Data records Start Marker

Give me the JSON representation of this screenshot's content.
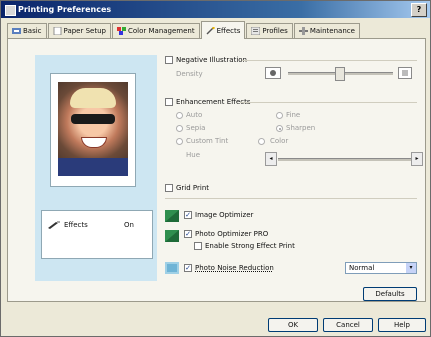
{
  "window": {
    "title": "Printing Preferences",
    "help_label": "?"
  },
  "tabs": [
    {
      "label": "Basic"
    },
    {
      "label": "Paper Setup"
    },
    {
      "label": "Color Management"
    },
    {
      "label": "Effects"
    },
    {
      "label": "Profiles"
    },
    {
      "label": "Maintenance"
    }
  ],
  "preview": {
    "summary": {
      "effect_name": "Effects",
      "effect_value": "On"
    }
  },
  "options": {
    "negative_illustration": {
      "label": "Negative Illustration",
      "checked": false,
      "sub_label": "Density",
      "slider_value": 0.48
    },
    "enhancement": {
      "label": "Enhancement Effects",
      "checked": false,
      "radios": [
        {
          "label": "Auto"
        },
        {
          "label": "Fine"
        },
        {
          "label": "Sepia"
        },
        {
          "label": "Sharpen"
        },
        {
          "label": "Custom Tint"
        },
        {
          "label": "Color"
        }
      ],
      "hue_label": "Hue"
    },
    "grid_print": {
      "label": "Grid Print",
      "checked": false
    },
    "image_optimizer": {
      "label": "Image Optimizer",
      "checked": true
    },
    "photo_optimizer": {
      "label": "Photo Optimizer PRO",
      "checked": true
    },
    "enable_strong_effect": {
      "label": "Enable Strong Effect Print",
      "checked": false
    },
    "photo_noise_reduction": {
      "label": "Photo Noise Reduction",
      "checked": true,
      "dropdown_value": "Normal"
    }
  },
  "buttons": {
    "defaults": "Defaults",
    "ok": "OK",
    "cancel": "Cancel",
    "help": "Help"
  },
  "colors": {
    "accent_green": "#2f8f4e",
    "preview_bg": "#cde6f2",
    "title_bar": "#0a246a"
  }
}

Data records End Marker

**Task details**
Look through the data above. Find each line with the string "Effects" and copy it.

**Output below**
      "label": "Effects"
      "effect_name": "Effects",
      "label": "Enhancement Effects",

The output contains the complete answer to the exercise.